Smell – High-quality, fruity dark chocolate leads. Brandy, vinous, raisins, plenty complex. Sweet almost-but-not-quite vanilla follows. Doesn’t bash you with coffee, char, and roast like so many modern imperial stouts do. You wouldn’t be blamed for thinking the Belgians had something to do with this one, like a roastier version of Rochefort 10.
Taste – Sweet enough without being cloying, still some bitterness from both hops and roast to balance. Nicely bready, toasty, really malty. The flavor seems to end with char, but that evolves into dark fruit, and finally bittersweet chocolate. One of the better linger-ers I’ve tasted recently. It doesn’t have the big-bold flavors American brewers have injected into the style, but that may be why wouldn’t mind drinking a whole (9.3 oz – 275 ml) bottle.
Mouthfeel – Despite the voluminous initial head the beer isn’t over-carbonated per se, but it is more carbonated than I’d prefer. The result is a beer that comes across somewhat thin, not as full as I want a big complex beer like this to be.
Drinkability & Notes – I enjoyed this one considerably more than I did the first bottle I had soon after it was released. As it stands I think this one will benefit from a couple more years, but sadly I don’t have any more bottles.
A. Le Coq Imperial Extra Double Stout – 2009 on Cap
Appearance – Darker than the Courage, basically no translucent edges when held to the light. The head is thinner, coarser, airier, and darker.
Smell – Loads of Brett, damp basement, SweeTarts, dusty, very nice. However, there is only minimal stout character, not much roast or chocolate. As it warms I get some tobacco, licorice, and toasted bread. The aroma has a lot in common with my Brett C finished Old Ale.
Taste – The flavor is sharp, with a lingering metallic charred bitterness. There is some burnt-roast, but its clashes with the Brett. Acrid is a good descriptor for the overall character. Of the three this is the only one I dumped any of.
Mouthfeel – Medium-low carbonation, about right for a big stout. The body is similar to the Courage, a bit thin.
Drinkability & Notes – Clearly I like the aroma more than the flavor. More pleasant than many of the corked bottles they used in earlier years. Those tended to be acetic, flat, and watery. Not in love with this one, but it tastes like I imagine a stock stout should, something that would blend nicely with a younger, mellower, sweeter stout.
My Courage Russian Imperial Stout Clone - Brewed/Bottled 2007
Appearance – The thin tan head recedes with haste leaving a sparse wispy covering.
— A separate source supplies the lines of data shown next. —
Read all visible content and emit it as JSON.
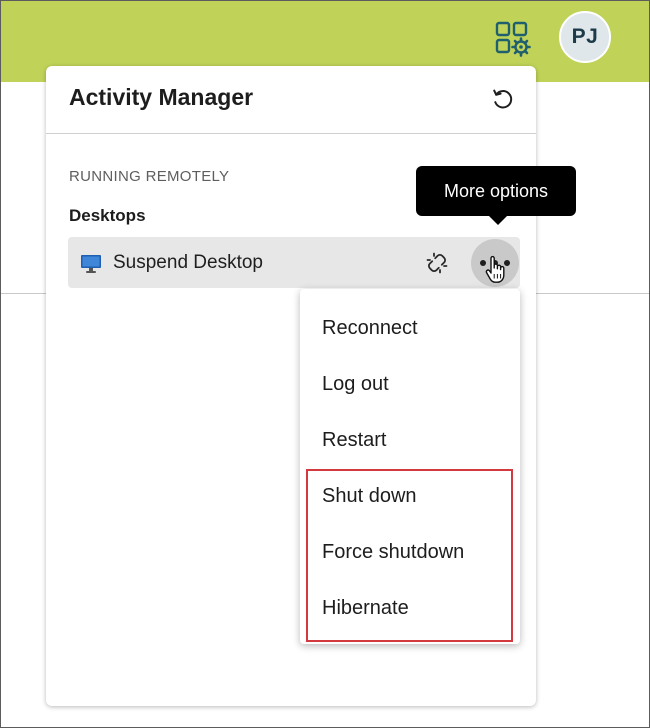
{
  "header": {
    "avatar_initials": "PJ",
    "apps_icon": "apps-settings-icon",
    "bar_color": "#c0d358"
  },
  "panel": {
    "title": "Activity Manager",
    "refresh_icon": "refresh-icon",
    "section_label": "RUNNING REMOTELY",
    "group_label": "Desktops",
    "desktop": {
      "icon": "monitor-icon",
      "name": "Suspend Desktop",
      "disconnect_icon": "broken-link-icon",
      "more_icon": "ellipsis-icon"
    }
  },
  "tooltip": {
    "text": "More options"
  },
  "menu": {
    "items": [
      {
        "label": "Reconnect"
      },
      {
        "label": "Log out"
      },
      {
        "label": "Restart"
      },
      {
        "label": "Shut down"
      },
      {
        "label": "Force shutdown"
      },
      {
        "label": "Hibernate"
      }
    ],
    "highlight_color": "#d33a3f"
  }
}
The black beer itself lets the barest hint of light through the edges when held towards a lamp.
Smell – The nose has a lot in common with the Courage, but it isn’t as bold. The dark chocolate is there, but not nearly the quantity of dried fruit. I wonder if the new version of Courage includes a bit of dark crystal malt that those of a bygone era did not? The fruitiness of the Brett barely pokes through, much mellower than the Le Coq.
Taste – The most drinkable rounded and balanced of the three... I’m quite pleased with how this one is aging-out! The roast is mellow, medium-roast coffee, and bready malt. After all these years, still barely a hint of oxidation with a light soy-sauce flavor just barely evident. Some dried fruit in the finish, slightly sugary, a bit of oak, brandy, and dates.
Mouthfeel – Similar to the others, slightly thinner than I would ideally hope for. Not obnoxious, or unpleasant, but not as creamy and luxurious as I’d prefer. Same goes for the carbonation, just slightly more prickly than I like in a strong ale.
Drinkability & Notes – It doesn’t have the complex roast and fruit of the Courage, or the raw Brett funk of the Le Coq, but I prefer it to either. Glad I have enough of these bottles left at my parents’ house to keep me in supply each Christmas until 2020 or so.